On a recent trip to the Haight I noticed that Reverb Records, arguably once ground zero for the San Francisco rave scene, and one of the few DJ records stores that branched out beyond house to drum and bass, trance, and even psytrance, is now Shaxzul, which specializes exclusively in black metal music. (I think the name is a smoosh between "Shazam," as in Captain Marvel, and Xul, as in Ghostbusters. Say it with me now, "Shaxul!")
This brings to three the number of specialist DJ record stores I know of that have folded since I started this blog (Zen City Records and BPM Records are the other two). I think this is enough to now say that we're seeing a trend, one in which the DJ record store is becoming increasingly irrelevant in the face of new media technology. When I think of the DJs I know, almost all play CDs, and almost all get the majority of their music though downloads. I even made, and wrote about, my own switch from vinyl to CDs, in the past few months.

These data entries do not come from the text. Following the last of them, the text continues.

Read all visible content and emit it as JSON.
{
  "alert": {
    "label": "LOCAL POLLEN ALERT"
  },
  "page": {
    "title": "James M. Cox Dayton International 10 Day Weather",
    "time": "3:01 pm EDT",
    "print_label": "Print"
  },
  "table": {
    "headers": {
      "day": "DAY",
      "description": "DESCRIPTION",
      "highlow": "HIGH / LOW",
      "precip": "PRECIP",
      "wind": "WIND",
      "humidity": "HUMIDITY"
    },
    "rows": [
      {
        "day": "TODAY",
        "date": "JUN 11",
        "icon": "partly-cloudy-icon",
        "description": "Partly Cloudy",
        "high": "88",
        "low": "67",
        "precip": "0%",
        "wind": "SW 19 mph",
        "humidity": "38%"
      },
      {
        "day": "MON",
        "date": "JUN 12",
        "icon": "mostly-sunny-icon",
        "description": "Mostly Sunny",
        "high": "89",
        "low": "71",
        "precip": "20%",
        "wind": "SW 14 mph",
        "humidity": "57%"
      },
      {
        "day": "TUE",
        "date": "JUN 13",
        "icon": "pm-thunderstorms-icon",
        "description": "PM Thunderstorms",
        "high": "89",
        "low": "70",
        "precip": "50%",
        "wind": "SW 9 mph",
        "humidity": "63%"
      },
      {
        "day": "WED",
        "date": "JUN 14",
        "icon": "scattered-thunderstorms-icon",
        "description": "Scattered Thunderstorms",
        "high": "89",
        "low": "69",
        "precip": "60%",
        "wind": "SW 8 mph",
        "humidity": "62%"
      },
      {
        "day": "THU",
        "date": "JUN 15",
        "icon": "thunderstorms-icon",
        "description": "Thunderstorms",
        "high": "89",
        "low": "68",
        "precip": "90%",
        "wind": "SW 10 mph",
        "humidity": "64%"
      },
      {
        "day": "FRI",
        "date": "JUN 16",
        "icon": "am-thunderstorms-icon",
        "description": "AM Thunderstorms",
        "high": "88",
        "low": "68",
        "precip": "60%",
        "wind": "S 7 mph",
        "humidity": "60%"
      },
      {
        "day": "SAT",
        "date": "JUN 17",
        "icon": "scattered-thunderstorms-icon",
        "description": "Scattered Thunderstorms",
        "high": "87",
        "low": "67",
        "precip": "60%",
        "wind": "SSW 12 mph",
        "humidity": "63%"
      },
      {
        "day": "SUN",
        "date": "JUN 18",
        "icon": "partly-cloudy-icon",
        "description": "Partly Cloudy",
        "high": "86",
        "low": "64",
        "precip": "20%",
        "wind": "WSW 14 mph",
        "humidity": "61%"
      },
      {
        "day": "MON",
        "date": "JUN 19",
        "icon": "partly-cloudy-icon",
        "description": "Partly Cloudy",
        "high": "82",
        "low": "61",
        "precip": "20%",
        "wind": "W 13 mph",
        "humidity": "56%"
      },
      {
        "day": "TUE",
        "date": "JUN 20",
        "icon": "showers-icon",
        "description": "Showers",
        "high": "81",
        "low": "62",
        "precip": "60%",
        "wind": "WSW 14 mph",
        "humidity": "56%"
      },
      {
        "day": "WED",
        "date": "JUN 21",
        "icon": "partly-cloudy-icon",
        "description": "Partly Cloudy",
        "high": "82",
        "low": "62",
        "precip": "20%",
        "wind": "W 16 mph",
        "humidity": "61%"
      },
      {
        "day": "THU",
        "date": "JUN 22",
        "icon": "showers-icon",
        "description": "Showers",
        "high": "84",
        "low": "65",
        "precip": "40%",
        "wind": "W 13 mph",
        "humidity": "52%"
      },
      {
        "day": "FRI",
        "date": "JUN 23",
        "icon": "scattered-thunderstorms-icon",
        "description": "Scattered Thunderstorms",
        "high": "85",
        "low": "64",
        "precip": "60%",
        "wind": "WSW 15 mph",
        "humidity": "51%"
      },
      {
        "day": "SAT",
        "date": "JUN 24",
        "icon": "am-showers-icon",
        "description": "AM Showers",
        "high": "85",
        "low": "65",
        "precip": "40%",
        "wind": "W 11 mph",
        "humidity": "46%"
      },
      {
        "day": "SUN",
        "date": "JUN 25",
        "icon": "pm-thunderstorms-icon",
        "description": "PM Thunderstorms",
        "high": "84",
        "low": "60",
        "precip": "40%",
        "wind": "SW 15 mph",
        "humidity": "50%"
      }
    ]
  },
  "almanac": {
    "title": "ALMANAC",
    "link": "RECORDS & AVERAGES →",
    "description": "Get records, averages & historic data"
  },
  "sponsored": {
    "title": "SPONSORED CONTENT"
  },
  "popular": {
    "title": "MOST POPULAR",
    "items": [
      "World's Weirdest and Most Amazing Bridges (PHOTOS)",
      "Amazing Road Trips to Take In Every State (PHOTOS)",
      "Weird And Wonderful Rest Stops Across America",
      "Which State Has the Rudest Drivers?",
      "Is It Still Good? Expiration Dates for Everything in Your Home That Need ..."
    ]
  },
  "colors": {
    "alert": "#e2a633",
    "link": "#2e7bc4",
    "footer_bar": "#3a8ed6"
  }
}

It's easy enough to bemoan this trend, since the DJ record store provided a lot more to its patrons besides just a commercial channel for the music industry - it's always fun to listen in on the conversations between patrons and shop owners, to get unexpected reccomendations from same, and to just pass the time listening to a lot of new music. The internet makes it easy to get new music, and lots of it, and CDs are a far more convenient medium than vinyl, but then there's also the phenomenon of blog house, where everybody is reading, and downloading, from the same music blogs and the same online sources - one of the best things about the DJ record shop is the specific eccentricity of the owners, where you know where to go for a certain sound, but you never know exactly what you'll find in the bins.

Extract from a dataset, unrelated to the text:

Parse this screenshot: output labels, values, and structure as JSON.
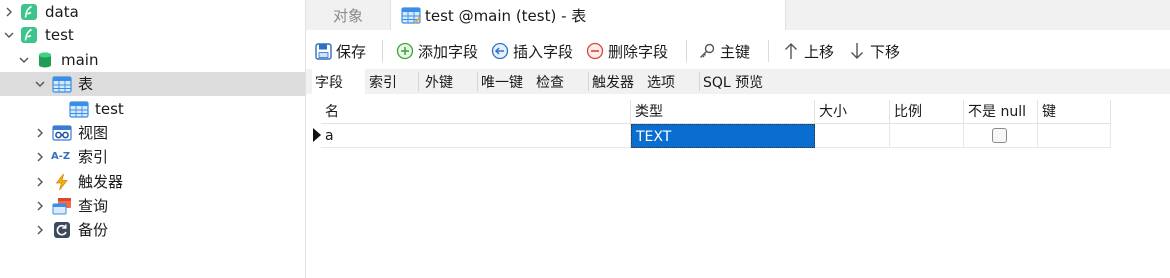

I'm curious to see if the market has finally shaken out enough that there's now a profitable ratio between the number of DJ record buyers versus record shops, or whether we're watching the demise of an entire commercial sector, like the dry goods store. The only record stores I know of that are still selling new DJ vinly are Soundworks on Valencia, which is undoubtedly shored up by its close ties to the Castro scene and its record pool; Tweekin' Records on Haight, which stocks local labels like Dirty Bird and has been my source for techno and tech house; and Amoeba, which has a great selection but you can't listen to any of it. I guess it's a good thing I decided to start focusing on CDs, since it seems like I might eventually have been forced in that direction anyway.